Brief = Could you output every record again, exactly as given?

·····

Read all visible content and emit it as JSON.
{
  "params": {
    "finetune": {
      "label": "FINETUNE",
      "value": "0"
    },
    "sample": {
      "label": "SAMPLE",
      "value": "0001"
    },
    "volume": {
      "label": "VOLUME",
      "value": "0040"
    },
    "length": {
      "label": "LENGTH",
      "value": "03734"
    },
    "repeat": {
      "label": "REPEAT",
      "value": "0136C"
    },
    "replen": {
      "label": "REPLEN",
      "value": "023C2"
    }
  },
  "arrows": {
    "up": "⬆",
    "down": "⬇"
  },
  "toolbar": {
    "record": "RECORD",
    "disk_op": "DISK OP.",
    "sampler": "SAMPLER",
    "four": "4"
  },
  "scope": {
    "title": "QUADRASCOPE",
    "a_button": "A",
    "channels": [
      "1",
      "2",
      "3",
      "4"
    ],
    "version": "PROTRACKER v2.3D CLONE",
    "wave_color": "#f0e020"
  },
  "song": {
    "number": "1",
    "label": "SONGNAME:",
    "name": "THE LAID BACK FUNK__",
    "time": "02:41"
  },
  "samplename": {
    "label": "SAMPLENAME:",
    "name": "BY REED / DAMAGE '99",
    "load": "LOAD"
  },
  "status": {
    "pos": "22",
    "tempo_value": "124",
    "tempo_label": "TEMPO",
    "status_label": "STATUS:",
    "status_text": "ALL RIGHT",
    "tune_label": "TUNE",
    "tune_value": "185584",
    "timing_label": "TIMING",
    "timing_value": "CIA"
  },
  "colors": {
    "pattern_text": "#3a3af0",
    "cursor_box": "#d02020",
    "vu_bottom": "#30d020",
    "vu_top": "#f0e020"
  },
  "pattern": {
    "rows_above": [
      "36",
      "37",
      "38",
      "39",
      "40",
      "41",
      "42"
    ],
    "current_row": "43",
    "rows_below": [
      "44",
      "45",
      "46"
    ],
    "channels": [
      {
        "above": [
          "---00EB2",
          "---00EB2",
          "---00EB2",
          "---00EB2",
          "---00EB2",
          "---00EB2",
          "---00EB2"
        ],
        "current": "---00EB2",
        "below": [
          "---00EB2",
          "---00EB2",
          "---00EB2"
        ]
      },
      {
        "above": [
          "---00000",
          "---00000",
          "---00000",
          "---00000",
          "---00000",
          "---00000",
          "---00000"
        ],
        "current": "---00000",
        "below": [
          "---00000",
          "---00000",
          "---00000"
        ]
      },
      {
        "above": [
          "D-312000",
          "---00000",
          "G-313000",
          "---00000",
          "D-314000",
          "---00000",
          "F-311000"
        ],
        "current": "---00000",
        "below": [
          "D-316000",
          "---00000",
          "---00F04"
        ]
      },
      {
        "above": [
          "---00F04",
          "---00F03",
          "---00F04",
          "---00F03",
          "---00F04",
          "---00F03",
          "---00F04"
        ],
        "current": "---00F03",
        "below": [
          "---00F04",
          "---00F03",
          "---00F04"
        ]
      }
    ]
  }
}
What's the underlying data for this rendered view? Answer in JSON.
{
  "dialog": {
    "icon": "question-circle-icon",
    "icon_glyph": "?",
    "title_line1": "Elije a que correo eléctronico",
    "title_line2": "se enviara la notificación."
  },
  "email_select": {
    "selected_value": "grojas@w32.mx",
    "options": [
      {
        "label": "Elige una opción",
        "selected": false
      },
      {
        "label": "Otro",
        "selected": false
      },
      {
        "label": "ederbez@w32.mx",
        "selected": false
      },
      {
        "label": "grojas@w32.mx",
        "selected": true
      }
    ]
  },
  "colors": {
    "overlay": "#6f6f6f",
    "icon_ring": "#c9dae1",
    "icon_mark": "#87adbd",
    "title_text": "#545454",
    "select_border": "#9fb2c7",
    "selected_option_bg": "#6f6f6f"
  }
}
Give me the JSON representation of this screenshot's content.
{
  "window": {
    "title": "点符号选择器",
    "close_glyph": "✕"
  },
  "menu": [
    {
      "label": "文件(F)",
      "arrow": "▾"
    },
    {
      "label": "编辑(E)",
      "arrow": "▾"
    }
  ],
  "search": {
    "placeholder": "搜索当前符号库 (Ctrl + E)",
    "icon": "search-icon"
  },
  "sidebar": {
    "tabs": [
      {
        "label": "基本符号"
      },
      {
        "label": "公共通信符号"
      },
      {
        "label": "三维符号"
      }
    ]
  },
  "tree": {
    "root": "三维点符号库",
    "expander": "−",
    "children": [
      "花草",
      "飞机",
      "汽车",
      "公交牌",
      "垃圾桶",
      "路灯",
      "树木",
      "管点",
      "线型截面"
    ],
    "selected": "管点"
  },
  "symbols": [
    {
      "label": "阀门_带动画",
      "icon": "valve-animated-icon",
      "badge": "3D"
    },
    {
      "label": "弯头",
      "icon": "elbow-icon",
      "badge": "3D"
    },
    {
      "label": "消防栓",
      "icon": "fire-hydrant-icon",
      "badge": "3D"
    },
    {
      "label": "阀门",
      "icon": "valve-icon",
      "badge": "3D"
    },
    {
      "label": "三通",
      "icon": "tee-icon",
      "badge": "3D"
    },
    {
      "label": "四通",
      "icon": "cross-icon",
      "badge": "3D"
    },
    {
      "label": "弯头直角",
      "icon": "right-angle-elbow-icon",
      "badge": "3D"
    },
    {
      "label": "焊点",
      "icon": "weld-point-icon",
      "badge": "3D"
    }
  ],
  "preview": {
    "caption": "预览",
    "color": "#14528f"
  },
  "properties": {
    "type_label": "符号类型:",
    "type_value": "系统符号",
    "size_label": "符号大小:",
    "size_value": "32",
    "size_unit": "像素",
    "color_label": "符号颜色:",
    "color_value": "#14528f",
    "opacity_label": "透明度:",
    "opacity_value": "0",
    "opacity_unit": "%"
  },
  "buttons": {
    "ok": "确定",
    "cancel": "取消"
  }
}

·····

Reply =
Read all visible content and emit it as JSON.
{
  "params": {
    "finetune": {
      "label": "FINETUNE",
      "value": "0"
    },
    "sample": {
      "label": "SAMPLE",
      "value": "0001"
    },
    "volume": {
      "label": "VOLUME",
      "value": "0040"
    },
    "length": {
      "label": "LENGTH",
      "value": "03734"
    },
    "repeat": {
      "label": "REPEAT",
      "value": "0136C"
    },
    "replen": {
      "label": "REPLEN",
      "value": "023C2"
    }
  },
  "arrows": {
    "up": "⬆",
    "down": "⬇"
  },
  "toolbar": {
    "record": "RECORD",
    "disk_op": "DISK OP.",
    "sampler": "SAMPLER",
    "four": "4"
  },
  "scope": {
    "title": "QUADRASCOPE",
    "a_button": "A",
    "channels": [
      "1",
      "2",
      "3",
      "4"
    ],
    "version": "PROTRACKER v2.3D CLONE",
    "wave_color": "#f0e020"
  },
  "song": {
    "number": "1",
    "label": "SONGNAME:",
    "name": "THE LAID BACK FUNK__",
    "time": "02:41"
  },
  "samplename": {
    "label": "SAMPLENAME:",
    "name": "BY REED / DAMAGE '99",
    "load": "LOAD"
  },
  "status": {
    "pos": "22",
    "tempo_value": "124",
    "tempo_label": "TEMPO",
    "status_label": "STATUS:",
    "status_text": "ALL RIGHT",
    "tune_label": "TUNE",
    "tune_value": "185584",
    "timing_label": "TIMING",
    "timing_value": "CIA"
  },
  "colors": {
    "pattern_text": "#3a3af0",
    "cursor_box": "#d02020",
    "vu_bottom": "#30d020",
    "vu_top": "#f0e020"
  },
  "pattern": {
    "rows_above": [
      "36",
      "37",
      "38",
      "39",
      "40",
      "41",
      "42"
    ],
    "current_row": "43",
    "rows_below": [
      "44",
      "45",
      "46"
    ],
    "channels": [
      {
        "above": [
          "---00EB2",
          "---00EB2",
          "---00EB2",
          "---00EB2",
          "---00EB2",
          "---00EB2",
          "---00EB2"
        ],
        "current": "---00EB2",
        "below": [
          "---00EB2",
          "---00EB2",
          "---00EB2"
        ]
      },
      {
        "above": [
          "---00000",
          "---00000",
          "---00000",
          "---00000",
          "---00000",
          "---00000",
          "---00000"
        ],
        "current": "---00000",
        "below": [
          "---00000",
          "---00000",
          "---00000"
        ]
      },
      {
        "above": [
          "D-312000",
          "---00000",
          "G-313000",
          "---00000",
          "D-314000",
          "---00000",
          "F-311000"
        ],
        "current": "---00000",
        "below": [
          "D-316000",
          "---00000",
          "---00F04"
        ]
      },
      {
        "above": [
          "---00F04",
          "---00F03",
          "---00F04",
          "---00F03",
          "---00F04",
          "---00F03",
          "---00F04"
        ],
        "current": "---00F03",
        "below": [
          "---00F04",
          "---00F03",
          "---00F04"
        ]
      }
    ]
  }
}
What's the underlying data for this rendered view? Answer in JSON.
{
  "dialog": {
    "icon": "question-circle-icon",
    "icon_glyph": "?",
    "title_line1": "Elije a que correo eléctronico",
    "title_line2": "se enviara la notificación."
  },
  "email_select": {
    "selected_value": "grojas@w32.mx",
    "options": [
      {
        "label": "Elige una opción",
        "selected": false
      },
      {
        "label": "Otro",
        "selected": false
      },
      {
        "label": "ederbez@w32.mx",
        "selected": false
      },
      {
        "label": "grojas@w32.mx",
        "selected": true
      }
    ]
  },
  "colors": {
    "overlay": "#6f6f6f",
    "icon_ring": "#c9dae1",
    "icon_mark": "#87adbd",
    "title_text": "#545454",
    "select_border": "#9fb2c7",
    "selected_option_bg": "#6f6f6f"
  }
}
Give me the JSON representation of this screenshot's content.
{
  "window": {
    "title": "点符号选择器",
    "close_glyph": "✕"
  },
  "menu": [
    {
      "label": "文件(F)",
      "arrow": "▾"
    },
    {
      "label": "编辑(E)",
      "arrow": "▾"
    }
  ],
  "search": {
    "placeholder": "搜索当前符号库 (Ctrl + E)",
    "icon": "search-icon"
  },
  "sidebar": {
    "tabs": [
      {
        "label": "基本符号"
      },
      {
        "label": "公共通信符号"
      },
      {
        "label": "三维符号"
      }
    ]
  },
  "tree": {
    "root": "三维点符号库",
    "expander": "−",
    "children": [
      "花草",
      "飞机",
      "汽车",
      "公交牌",
      "垃圾桶",
      "路灯",
      "树木",
      "管点",
      "线型截面"
    ],
    "selected": "管点"
  },
  "symbols": [
    {
      "label": "阀门_带动画",
      "icon": "valve-animated-icon",
      "badge": "3D"
    },
    {
      "label": "弯头",
      "icon": "elbow-icon",
      "badge": "3D"
    },
    {
      "label": "消防栓",
      "icon": "fire-hydrant-icon",
      "badge": "3D"
    },
    {
      "label": "阀门",
      "icon": "valve-icon",
      "badge": "3D"
    },
    {
      "label": "三通",
      "icon": "tee-icon",
      "badge": "3D"
    },
    {
      "label": "四通",
      "icon": "cross-icon",
      "badge": "3D"
    },
    {
      "label": "弯头直角",
      "icon": "right-angle-elbow-icon",
      "badge": "3D"
    },
    {
      "label": "焊点",
      "icon": "weld-point-icon",
      "badge": "3D"
    }
  ],
  "preview": {
    "caption": "预览",
    "color": "#14528f"
  },
  "properties": {
    "type_label": "符号类型:",
    "type_value": "系统符号",
    "size_label": "符号大小:",
    "size_value": "32",
    "size_unit": "像素",
    "color_label": "符号颜色:",
    "color_value": "#14528f",
    "opacity_label": "透明度:",
    "opacity_value": "0",
    "opacity_unit": "%"
  },
  "buttons": {
    "ok": "确定",
    "cancel": "取消"
  }
}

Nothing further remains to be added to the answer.